"What's amazing about singing is that the muscles involved in it are involuntary. And so how do we control them? And the only answer is with imagery, really with the mind. And there's a great book by Thomas Hemsley, called Singing and Imagination, and he talks about how the mind fires a set of impulses, and they have an effect on the muscles and then you have to sort of follow the Pavlovian principles and you have to teach those muscles what you want them to do.

"So when I'm singing a high note, my great teacher, a teacher I've been with 21 years, might say in her very dramatic way, 'Anthony, imagine that a flower is opening when you hit that note.' And so I would imagine, in the voice of [my teacher] Joan Patenaude-Yarnell, 'You're now a rose, but opening.' And that teaches my muscles to do a particular thing, that image. And so when I go on stage, if I've taught my muscles well, all I have to do is picture that."

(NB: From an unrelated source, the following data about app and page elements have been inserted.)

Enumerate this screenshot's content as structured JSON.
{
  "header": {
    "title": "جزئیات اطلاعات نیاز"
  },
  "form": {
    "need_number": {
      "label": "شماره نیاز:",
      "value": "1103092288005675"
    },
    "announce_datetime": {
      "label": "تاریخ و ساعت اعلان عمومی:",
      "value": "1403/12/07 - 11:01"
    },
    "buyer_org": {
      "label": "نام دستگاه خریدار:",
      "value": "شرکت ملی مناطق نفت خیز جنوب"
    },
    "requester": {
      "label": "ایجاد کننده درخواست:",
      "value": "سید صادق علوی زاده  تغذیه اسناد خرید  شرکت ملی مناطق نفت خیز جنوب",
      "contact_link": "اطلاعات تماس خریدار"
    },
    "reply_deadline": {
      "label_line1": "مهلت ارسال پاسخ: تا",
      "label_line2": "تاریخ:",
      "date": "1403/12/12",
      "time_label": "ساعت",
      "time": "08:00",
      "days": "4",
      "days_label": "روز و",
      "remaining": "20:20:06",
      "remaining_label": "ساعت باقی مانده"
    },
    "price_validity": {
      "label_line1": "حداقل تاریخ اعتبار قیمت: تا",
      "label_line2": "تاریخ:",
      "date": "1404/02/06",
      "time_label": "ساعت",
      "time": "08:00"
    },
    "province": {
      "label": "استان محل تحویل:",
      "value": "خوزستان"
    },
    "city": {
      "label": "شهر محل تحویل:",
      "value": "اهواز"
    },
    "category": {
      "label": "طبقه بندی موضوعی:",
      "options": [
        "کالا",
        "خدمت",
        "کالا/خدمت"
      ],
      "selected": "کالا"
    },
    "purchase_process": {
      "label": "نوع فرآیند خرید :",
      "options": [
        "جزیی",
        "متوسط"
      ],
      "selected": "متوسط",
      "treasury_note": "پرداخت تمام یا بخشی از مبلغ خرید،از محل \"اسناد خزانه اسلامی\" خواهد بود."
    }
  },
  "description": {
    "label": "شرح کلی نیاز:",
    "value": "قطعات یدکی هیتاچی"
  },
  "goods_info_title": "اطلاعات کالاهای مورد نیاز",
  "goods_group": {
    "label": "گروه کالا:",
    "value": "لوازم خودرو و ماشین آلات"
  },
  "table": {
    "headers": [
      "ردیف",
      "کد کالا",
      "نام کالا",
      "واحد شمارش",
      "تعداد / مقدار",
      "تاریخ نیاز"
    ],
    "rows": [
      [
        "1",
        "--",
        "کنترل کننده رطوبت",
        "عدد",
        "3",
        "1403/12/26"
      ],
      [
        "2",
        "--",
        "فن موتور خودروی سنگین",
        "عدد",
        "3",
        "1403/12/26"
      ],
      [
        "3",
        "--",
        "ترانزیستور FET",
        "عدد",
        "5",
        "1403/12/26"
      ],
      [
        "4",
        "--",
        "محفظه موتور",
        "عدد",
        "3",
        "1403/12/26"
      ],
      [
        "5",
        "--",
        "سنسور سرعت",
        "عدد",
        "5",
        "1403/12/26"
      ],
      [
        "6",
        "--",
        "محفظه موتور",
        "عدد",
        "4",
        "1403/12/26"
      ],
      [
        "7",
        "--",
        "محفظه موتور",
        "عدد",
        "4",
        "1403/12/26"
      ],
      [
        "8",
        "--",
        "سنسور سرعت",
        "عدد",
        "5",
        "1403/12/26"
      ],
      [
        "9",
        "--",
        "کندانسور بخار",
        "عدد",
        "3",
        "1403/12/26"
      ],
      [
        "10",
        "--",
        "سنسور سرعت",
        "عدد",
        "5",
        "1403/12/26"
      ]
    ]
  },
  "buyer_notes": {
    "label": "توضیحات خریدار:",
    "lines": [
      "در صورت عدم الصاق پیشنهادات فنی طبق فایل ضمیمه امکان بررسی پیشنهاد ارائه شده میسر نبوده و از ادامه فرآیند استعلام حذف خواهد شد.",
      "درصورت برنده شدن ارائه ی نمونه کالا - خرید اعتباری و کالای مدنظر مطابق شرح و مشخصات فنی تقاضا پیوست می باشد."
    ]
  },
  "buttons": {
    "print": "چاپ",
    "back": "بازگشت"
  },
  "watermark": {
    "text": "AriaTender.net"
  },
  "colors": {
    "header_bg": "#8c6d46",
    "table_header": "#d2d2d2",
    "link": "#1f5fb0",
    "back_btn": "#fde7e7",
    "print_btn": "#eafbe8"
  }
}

On the historical link between "castrati" and opera

"As opera is beginning in 1599, the first 'castrati' appear in history in the logs of the Vatican chapel choir book, and a castrato is — and forgive me everyone who's listening; it always makes the men cross their legs when I say this — a man who, before the age of puberty, has had their testicles usually crushed between two stones. And this was a practice that started in 1599 as far as we know, and what that did was to preserve the high voice as these men's bodies grew. And so they would have the resonating chamber of an adult but the vocal cords basically of a boy soprano.

"[The castrati] brought opera to the public. It became a public art form about 25 years later, in 1625 in Venice, because these castrated singers had made their way into the art form and the public loved them. ... These castrati became kind of the rock stars of their era, with women and men wearing little portraits of them on buckles and on belts and around their neck. ... Music was written for them by not only Handel, but Gluck and Mozart and Monteverdi and Vivaldi and all of these composers that you've heard of, were writing for castrated men. And these were the men who were who were leading the opera world. ... It's a kind of terrifying and fascinating thing that is at the root of opera's success."

Amy Salit and Seth Kelley produced and edited the audio of this interview. Bridget Bentz and Andrew Flanagan adapted it for the Web.